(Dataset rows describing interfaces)
=== Begin Enclosure ===
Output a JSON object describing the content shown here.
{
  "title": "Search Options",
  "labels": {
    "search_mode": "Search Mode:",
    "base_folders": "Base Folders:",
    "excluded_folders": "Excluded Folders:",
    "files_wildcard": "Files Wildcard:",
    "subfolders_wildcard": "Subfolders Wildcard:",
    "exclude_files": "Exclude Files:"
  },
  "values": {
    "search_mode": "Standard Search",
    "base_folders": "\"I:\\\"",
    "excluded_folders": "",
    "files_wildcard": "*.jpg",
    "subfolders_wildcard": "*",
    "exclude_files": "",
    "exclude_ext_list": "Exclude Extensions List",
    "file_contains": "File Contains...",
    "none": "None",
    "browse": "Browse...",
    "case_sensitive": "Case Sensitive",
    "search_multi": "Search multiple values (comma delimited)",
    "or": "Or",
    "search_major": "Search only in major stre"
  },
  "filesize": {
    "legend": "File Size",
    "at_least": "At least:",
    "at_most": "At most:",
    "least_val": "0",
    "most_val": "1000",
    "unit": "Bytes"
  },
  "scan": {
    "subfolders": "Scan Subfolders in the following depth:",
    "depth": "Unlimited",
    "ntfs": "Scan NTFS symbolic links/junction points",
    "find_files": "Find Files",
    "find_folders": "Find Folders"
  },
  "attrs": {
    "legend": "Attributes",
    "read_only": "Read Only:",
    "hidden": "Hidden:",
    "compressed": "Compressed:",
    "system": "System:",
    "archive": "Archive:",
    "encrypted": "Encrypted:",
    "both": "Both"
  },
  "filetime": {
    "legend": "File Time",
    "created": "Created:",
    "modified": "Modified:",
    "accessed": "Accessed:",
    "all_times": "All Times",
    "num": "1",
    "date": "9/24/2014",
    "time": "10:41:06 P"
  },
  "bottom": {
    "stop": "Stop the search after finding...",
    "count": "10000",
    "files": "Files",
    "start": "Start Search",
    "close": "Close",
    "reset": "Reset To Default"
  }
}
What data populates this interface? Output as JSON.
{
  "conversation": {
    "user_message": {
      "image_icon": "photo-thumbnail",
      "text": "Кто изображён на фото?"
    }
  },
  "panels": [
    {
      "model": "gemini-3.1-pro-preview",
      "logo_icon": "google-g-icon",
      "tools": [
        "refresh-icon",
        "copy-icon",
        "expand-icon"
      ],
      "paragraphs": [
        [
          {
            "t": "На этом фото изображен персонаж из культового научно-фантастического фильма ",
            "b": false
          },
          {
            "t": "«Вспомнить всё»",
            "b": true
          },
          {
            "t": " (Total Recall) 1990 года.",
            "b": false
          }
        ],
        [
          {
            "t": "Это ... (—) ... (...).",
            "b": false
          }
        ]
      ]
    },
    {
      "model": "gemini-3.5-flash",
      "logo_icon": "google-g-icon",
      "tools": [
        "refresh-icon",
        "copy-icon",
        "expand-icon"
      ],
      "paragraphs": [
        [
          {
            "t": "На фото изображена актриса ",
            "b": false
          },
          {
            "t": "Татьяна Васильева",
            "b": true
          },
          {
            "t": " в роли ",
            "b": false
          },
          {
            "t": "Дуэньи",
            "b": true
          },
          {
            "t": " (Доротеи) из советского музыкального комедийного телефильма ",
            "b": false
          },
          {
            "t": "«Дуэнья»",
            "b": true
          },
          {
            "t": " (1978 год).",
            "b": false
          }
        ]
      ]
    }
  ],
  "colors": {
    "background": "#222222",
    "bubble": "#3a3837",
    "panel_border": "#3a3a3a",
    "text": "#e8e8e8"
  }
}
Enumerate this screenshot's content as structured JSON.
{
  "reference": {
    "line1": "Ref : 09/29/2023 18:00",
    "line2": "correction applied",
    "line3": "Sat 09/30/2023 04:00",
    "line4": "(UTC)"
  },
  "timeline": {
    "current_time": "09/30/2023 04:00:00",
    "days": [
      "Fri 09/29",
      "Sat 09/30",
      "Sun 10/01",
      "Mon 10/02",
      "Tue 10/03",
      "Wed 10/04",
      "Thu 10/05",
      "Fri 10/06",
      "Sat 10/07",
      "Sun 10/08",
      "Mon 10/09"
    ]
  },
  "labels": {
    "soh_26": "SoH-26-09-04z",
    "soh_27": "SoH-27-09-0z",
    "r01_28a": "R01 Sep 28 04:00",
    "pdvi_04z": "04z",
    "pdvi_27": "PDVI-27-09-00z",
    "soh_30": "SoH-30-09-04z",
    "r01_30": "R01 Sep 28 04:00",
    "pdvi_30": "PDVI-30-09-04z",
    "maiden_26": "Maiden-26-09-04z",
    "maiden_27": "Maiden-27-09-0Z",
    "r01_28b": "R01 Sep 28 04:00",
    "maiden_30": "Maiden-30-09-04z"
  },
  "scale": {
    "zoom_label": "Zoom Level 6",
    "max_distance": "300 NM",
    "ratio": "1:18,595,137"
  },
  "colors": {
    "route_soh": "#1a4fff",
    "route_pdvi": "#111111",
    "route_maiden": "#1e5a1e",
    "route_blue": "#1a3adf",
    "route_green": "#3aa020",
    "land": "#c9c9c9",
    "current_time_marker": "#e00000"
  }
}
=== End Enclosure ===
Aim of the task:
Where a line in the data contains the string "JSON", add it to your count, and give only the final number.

Answer for the task:
3